Figures showing NHS hospitals have improved food and cleanliness standards have been criticised as bearing no relation to patients' experiences.
Standards are improving, say ministers
Every hospital in England has been given a "traffic light" rating by the Department of Health based on a series of inspections of both cleanliness and catering.
Results published on Wednesday show 192 hospitals were awarded the top "green" rating for cleanliness and food, double the number that received the rating last year.
The latest assessment gave 78% of hospitals a green rating for their cleanliness, up from 60% last year.
And it reported a rapid improvement in catering standards, with 43% of hospitals given a green rating, up from 17% last year.
No hospitals were given the lowest "red" rating for cleanliness or food standards,
Health Minister, Lord Norman Warner said: "There is still more to do before we provide the high standards which always meet patient needs and generally exceed their expectations but these latest results show that we have made progress towards consistently high quality hospital food services that are well-regarded by patients."
However, there is some dispute over the validity of the ratings system.
A recent NHS national patient survey continued to highlight concerns over hospital cleanliness among patients - more than one in ten thought the toilet on their ward was dirty, and 7% thought the ward itself was not clean.
Reports suggest that the level of "hospital-acquired infections" is actually rising fast.
Some experts have criticised handwashing facilities at certain hospitals.
They say that it is not always possible for health staff to wash their hands in between treating each patient - which could contribute to the spread of infection.
Shadow Health Secretary Dr Liam Fox MP, said 15 out of 20 hospitals with the highest levels of the MRSA superbug infection had been given a green rating.
He said: "Everybody knows that you can't trust the Department of Health's statistics assessing their own performance when they are created by the Department of Health itself.
"The picture painted by a Department of Health's recent survey of 95,000 patients revealed that 11% of patients said bathrooms and toilets were dirty and 7% said the same about wards.
"Surely this should set alarm bells ringing? In an average hospital of 14 wards, one of those wards could be expected to be dirty.
"Today's figures merely undermine the credibility of the star ratings system even further.

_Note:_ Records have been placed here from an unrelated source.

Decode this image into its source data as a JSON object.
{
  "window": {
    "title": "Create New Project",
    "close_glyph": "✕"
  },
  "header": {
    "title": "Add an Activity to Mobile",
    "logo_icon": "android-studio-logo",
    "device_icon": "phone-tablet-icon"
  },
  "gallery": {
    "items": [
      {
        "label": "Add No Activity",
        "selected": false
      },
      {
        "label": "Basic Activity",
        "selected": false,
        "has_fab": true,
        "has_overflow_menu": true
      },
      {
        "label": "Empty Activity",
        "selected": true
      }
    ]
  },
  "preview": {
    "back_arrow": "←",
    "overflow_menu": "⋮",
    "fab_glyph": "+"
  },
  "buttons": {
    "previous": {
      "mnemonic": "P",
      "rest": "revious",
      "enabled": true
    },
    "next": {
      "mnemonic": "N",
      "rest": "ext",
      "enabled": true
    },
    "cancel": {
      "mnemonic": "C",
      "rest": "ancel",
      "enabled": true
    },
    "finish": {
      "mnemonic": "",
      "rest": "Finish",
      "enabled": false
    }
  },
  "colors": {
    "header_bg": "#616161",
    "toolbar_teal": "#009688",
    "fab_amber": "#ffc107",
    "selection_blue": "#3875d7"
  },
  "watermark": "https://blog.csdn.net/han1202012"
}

"The ratings bear no relation to the quality of care that patients are receiving."
He added: "The government must start to put patients first and stop using the NHS for their own political ends.

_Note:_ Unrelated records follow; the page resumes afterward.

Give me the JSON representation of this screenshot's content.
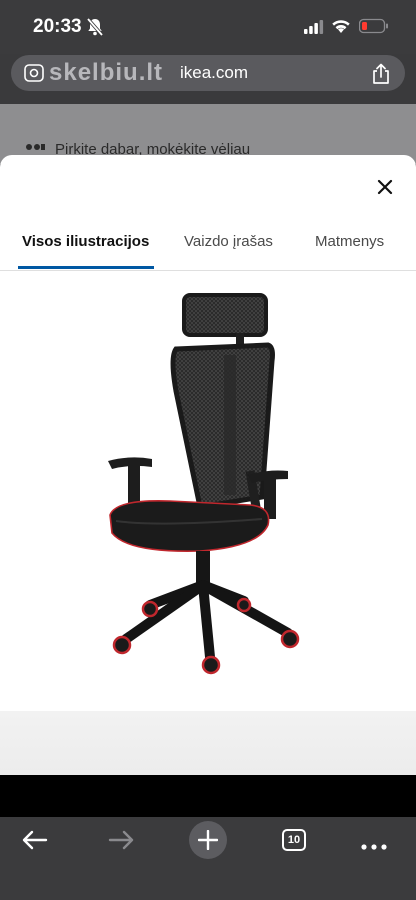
{
  "status_bar": {
    "time": "20:33"
  },
  "browser": {
    "url_logo": "skelbiu.lt",
    "url_text": "ikea.com",
    "tab_count": "10"
  },
  "page": {
    "promo_text": "Pirkite dabar, mokėkite vėliau"
  },
  "modal": {
    "tabs": [
      {
        "label": "Visos iliustracijos"
      },
      {
        "label": "Vaizdo įrašas"
      },
      {
        "label": "Matmenys"
      }
    ],
    "active_tab_index": 0,
    "image_alt": "Office chair with headrest",
    "accent_color": "#0058a3",
    "chair_accent_color": "#c0272d"
  },
  "icons": {
    "status": [
      "bell-muted-icon",
      "cellular-signal-icon",
      "wifi-icon",
      "battery-low-icon"
    ],
    "url_bar": [
      "page-settings-icon",
      "share-icon"
    ],
    "modal": [
      "close-icon"
    ],
    "toolbar": [
      "back-arrow-icon",
      "forward-arrow-icon",
      "new-tab-plus-icon",
      "tabs-icon",
      "more-icon"
    ]
  }
}
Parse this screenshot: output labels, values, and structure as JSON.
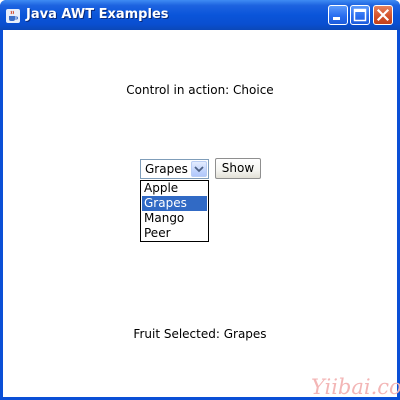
{
  "window": {
    "title": "Java AWT Examples"
  },
  "main": {
    "heading": "Control in action: Choice",
    "choice": {
      "selected": "Grapes",
      "options": [
        "Apple",
        "Grapes",
        "Mango",
        "Peer"
      ],
      "highlighted_index": 1
    },
    "show_button_label": "Show",
    "status_text": "Fruit Selected: Grapes"
  },
  "watermark": {
    "text": "Yiibai.com"
  },
  "colors": {
    "titlebar": "#0a55da",
    "selection": "#316ac5",
    "close_button": "#d4532c",
    "watermark": "#f3b6b6"
  },
  "icons": {
    "app": "java-cup-icon",
    "minimize": "minimize-icon",
    "maximize": "maximize-icon",
    "close": "close-icon",
    "dropdown": "chevron-down-icon"
  }
}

Liberal Democrat health spokesman Dr Evan Harris MP said: "The clean hospital programme should be prosecuted under the trade description act. It is nothing of the sort.
"It covers different standards of which only one is about cleanliness and none are about the control of infection."

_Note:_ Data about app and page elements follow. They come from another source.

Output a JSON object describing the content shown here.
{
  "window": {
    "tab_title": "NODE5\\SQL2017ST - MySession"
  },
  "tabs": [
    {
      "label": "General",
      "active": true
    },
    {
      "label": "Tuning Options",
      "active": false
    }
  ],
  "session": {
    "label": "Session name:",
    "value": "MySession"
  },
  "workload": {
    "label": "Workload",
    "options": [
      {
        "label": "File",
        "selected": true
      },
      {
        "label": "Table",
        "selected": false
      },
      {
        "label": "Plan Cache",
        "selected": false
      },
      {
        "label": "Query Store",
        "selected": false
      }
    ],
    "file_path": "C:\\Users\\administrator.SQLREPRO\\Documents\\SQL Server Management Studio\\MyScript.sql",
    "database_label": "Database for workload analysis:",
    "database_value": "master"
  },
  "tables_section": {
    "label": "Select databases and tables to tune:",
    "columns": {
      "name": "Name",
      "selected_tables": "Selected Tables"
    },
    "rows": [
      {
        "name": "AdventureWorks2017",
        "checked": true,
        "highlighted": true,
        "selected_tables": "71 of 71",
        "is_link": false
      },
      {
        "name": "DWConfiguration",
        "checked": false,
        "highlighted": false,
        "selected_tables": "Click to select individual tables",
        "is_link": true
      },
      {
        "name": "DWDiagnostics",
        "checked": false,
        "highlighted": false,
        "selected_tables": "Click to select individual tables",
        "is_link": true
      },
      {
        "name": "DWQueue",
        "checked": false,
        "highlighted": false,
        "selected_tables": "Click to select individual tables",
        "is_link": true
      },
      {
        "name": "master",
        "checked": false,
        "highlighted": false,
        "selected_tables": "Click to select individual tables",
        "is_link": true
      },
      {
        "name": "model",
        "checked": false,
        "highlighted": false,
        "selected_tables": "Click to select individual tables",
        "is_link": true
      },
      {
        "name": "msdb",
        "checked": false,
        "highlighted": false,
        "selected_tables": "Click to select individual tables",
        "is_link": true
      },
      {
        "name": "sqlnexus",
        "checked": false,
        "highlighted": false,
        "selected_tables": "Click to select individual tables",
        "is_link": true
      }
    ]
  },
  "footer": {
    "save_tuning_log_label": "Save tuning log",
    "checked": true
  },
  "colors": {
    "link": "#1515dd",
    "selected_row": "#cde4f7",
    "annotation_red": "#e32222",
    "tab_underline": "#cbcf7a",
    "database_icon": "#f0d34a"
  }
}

He added: "The government regularly uses the clean hospital programme as evidence that they are tackling the problem.
"The reality is that this measure should give no-one cause for confidence. It measures the wrong things and fails to measure them well."